• **EXERCISE PROMPT**
Please copy each line of the listing that includes the string "between".

[Opening GIVEN DATA section]

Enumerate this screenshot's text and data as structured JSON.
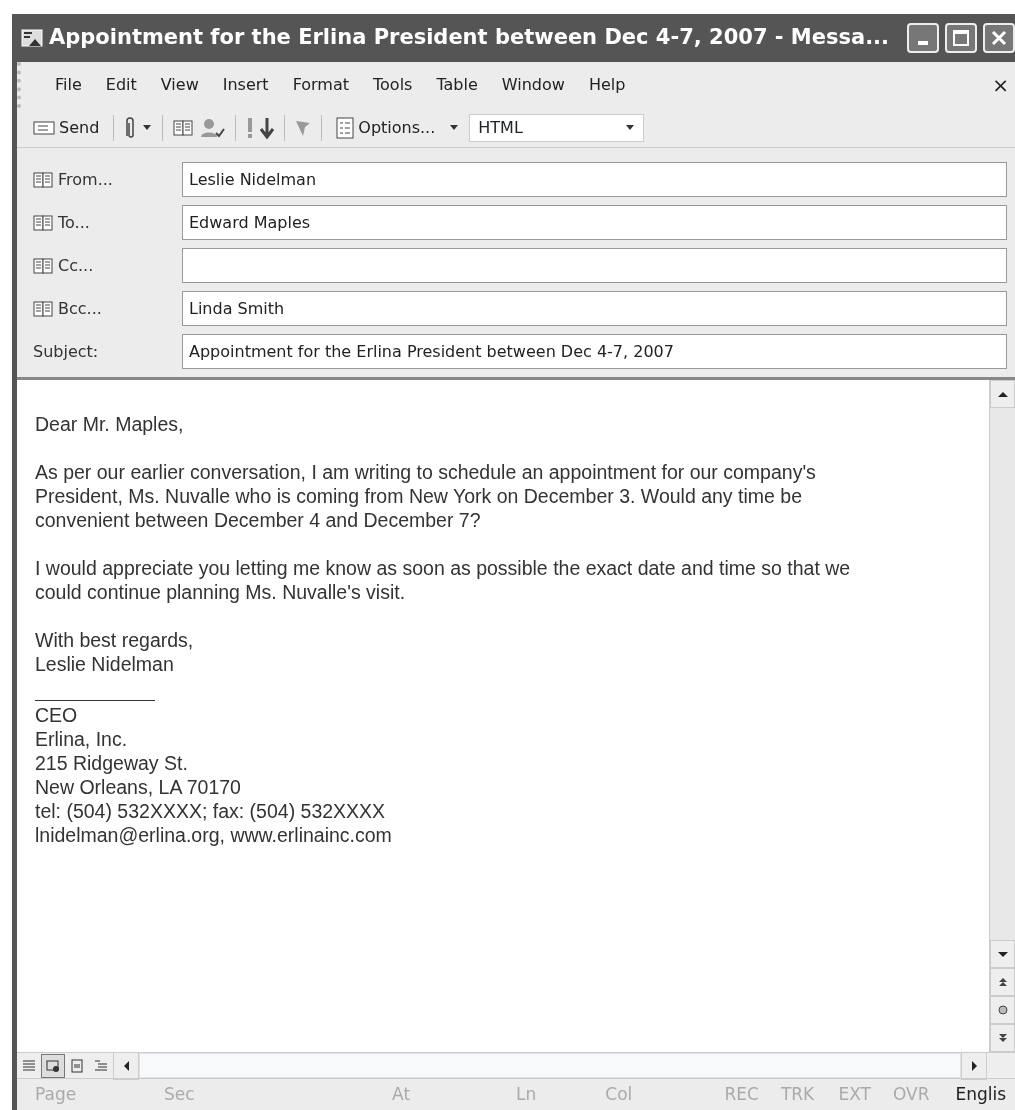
{
  "window": {
    "title": "Appointment for the Erlina President between Dec 4-7, 2007 - Messa..."
  },
  "menu": [
    {
      "label": "File"
    },
    {
      "label": "Edit"
    },
    {
      "label": "View"
    },
    {
      "label": "Insert"
    },
    {
      "label": "Format"
    },
    {
      "label": "Tools"
    },
    {
      "label": "Table"
    },
    {
      "label": "Window"
    },
    {
      "label": "Help"
    }
  ],
  "menu_close": "×",
  "toolbar": {
    "send": "Send",
    "options": "Options...",
    "format": "HTML"
  },
  "header_fields": [
    {
      "label": "From...",
      "value": "Leslie Nidelman",
      "kind": "address"
    },
    {
      "label": "To...",
      "value": "Edward Maples",
      "kind": "address"
    },
    {
      "label": "Cc...",
      "kind": "address"
    },
    {
      "label": "Bcc...",
      "value": "Linda Smith",
      "kind": "address"
    },
    {
      "label": "Subject:",
      "value": "Appointment for the Erlina President between Dec 4-7, 2007",
      "kind": "plain"
    }
  ],
  "body": {
    "paragraphs": [
      "Dear Mr. Maples,",
      "As per our earlier conversation, I am writing to schedule an appointment for our company's President, Ms. Nuvalle who is coming from New York on December 3. Would any time be convenient between December 4 and December 7?",
      "I would appreciate you letting me know as soon as possible the exact date and time so that we could continue planning Ms. Nuvalle's visit.",
      "With best regards,\nLeslie Nidelman"
    ],
    "signature": [
      "CEO",
      "Erlina, Inc.",
      "215 Ridgeway St.",
      "New Orleans, LA 70170",
      "tel: (504) 532XXXX; fax: (504) 532XXXX",
      "lnidelman@erlina.org, www.erlinainc.com"
    ]
  },
  "view_buttons": [
    {
      "kind": "normal",
      "selected": false
    },
    {
      "kind": "web",
      "selected": true
    },
    {
      "kind": "print",
      "selected": false
    },
    {
      "kind": "outline",
      "selected": false
    }
  ],
  "status_bar": [
    {
      "label": "Page",
      "disabled": true
    },
    {
      "label": "Sec",
      "disabled": true
    },
    {
      "label": "At",
      "disabled": true
    },
    {
      "label": "Ln",
      "disabled": true
    },
    {
      "label": "Col",
      "disabled": true
    },
    {
      "label": "REC",
      "disabled": true
    },
    {
      "label": "TRK",
      "disabled": true
    },
    {
      "label": "EXT",
      "disabled": true
    },
    {
      "label": "OVR",
      "disabled": true
    },
    {
      "label": "Englis",
      "disabled": false
    }
  ]
}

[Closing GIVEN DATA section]

• **EXERCISE RESPONSE**
    "title": "Appointment for the Erlina President between Dec 4-7, 2007 - Messa..."
      "value": "Appointment for the Erlina President between Dec 4-7, 2007",
      "As per our earlier conversation, I am writing to schedule an appointment for our company's President, Ms. Nuvalle who is coming from New York on December 3. Would any time be convenient between December 4 and December 7?",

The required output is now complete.